● What the task requires: An identical copy of all the entries is the required result.

++++++++++++++++++++

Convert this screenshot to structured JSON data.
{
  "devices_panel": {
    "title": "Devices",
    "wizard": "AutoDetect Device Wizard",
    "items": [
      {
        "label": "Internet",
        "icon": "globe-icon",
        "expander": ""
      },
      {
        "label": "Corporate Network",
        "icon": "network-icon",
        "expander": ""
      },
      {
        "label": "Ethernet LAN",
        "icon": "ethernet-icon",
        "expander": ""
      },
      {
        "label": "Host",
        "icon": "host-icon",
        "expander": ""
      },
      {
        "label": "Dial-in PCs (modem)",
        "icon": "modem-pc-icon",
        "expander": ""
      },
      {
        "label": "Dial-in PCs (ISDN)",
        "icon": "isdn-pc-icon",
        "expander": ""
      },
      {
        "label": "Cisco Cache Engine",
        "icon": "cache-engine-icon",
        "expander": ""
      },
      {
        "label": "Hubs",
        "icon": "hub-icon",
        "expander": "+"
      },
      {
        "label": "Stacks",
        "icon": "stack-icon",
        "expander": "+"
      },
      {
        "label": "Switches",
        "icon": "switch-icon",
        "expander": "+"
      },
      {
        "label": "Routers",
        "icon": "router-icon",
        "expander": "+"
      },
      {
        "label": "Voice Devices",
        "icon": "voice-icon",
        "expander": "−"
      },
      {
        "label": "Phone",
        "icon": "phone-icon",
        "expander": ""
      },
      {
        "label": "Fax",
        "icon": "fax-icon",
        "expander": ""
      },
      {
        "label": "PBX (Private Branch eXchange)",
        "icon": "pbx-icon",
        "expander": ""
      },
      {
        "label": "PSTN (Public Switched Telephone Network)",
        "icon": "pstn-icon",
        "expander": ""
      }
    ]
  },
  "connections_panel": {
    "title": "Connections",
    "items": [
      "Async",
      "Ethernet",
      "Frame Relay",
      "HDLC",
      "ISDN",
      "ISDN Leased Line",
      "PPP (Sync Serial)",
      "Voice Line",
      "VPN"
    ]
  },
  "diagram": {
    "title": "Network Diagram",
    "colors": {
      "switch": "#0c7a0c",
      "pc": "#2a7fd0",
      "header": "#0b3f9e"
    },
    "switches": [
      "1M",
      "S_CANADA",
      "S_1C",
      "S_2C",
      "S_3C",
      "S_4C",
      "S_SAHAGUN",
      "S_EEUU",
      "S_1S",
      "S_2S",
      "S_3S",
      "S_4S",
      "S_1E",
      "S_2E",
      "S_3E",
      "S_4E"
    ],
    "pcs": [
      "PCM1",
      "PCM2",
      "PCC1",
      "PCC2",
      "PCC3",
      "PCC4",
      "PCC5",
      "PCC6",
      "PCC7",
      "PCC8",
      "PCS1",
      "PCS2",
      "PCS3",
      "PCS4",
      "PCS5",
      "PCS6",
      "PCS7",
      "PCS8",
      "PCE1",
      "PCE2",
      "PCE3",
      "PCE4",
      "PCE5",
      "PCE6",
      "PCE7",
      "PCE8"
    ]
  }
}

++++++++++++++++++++

● Result:
Convert this screenshot to structured JSON data.
{
  "devices_panel": {
    "title": "Devices",
    "wizard": "AutoDetect Device Wizard",
    "items": [
      {
        "label": "Internet",
        "icon": "globe-icon",
        "expander": ""
      },
      {
        "label": "Corporate Network",
        "icon": "network-icon",
        "expander": ""
      },
      {
        "label": "Ethernet LAN",
        "icon": "ethernet-icon",
        "expander": ""
      },
      {
        "label": "Host",
        "icon": "host-icon",
        "expander": ""
      },
      {
        "label": "Dial-in PCs (modem)",
        "icon": "modem-pc-icon",
        "expander": ""
      },
      {
        "label": "Dial-in PCs (ISDN)",
        "icon": "isdn-pc-icon",
        "expander": ""
      },
      {
        "label": "Cisco Cache Engine",
        "icon": "cache-engine-icon",
        "expander": ""
      },
      {
        "label": "Hubs",
        "icon": "hub-icon",
        "expander": "+"
      },
      {
        "label": "Stacks",
        "icon": "stack-icon",
        "expander": "+"
      },
      {
        "label": "Switches",
        "icon": "switch-icon",
        "expander": "+"
      },
      {
        "label": "Routers",
        "icon": "router-icon",
        "expander": "+"
      },
      {
        "label": "Voice Devices",
        "icon": "voice-icon",
        "expander": "−"
      },
      {
        "label": "Phone",
        "icon": "phone-icon",
        "expander": ""
      },
      {
        "label": "Fax",
        "icon": "fax-icon",
        "expander": ""
      },
      {
        "label": "PBX (Private Branch eXchange)",
        "icon": "pbx-icon",
        "expander": ""
      },
      {
        "label": "PSTN (Public Switched Telephone Network)",
        "icon": "pstn-icon",
        "expander": ""
      }
    ]
  },
  "connections_panel": {
    "title": "Connections",
    "items": [
      "Async",
      "Ethernet",
      "Frame Relay",
      "HDLC",
      "ISDN",
      "ISDN Leased Line",
      "PPP (Sync Serial)",
      "Voice Line",
      "VPN"
    ]
  },
  "diagram": {
    "title": "Network Diagram",
    "colors": {
      "switch": "#0c7a0c",
      "pc": "#2a7fd0",
      "header": "#0b3f9e"
    },
    "switches": [
      "1M",
      "S_CANADA",
      "S_1C",
      "S_2C",
      "S_3C",
      "S_4C",
      "S_SAHAGUN",
      "S_EEUU",
      "S_1S",
      "S_2S",
      "S_3S",
      "S_4S",
      "S_1E",
      "S_2E",
      "S_3E",
      "S_4E"
    ],
    "pcs": [
      "PCM1",
      "PCM2",
      "PCC1",
      "PCC2",
      "PCC3",
      "PCC4",
      "PCC5",
      "PCC6",
      "PCC7",
      "PCC8",
      "PCS1",
      "PCS2",
      "PCS3",
      "PCS4",
      "PCS5",
      "PCS6",
      "PCS7",
      "PCS8",
      "PCE1",
      "PCE2",
      "PCE3",
      "PCE4",
      "PCE5",
      "PCE6",
      "PCE7",
      "PCE8"
    ]
  }
}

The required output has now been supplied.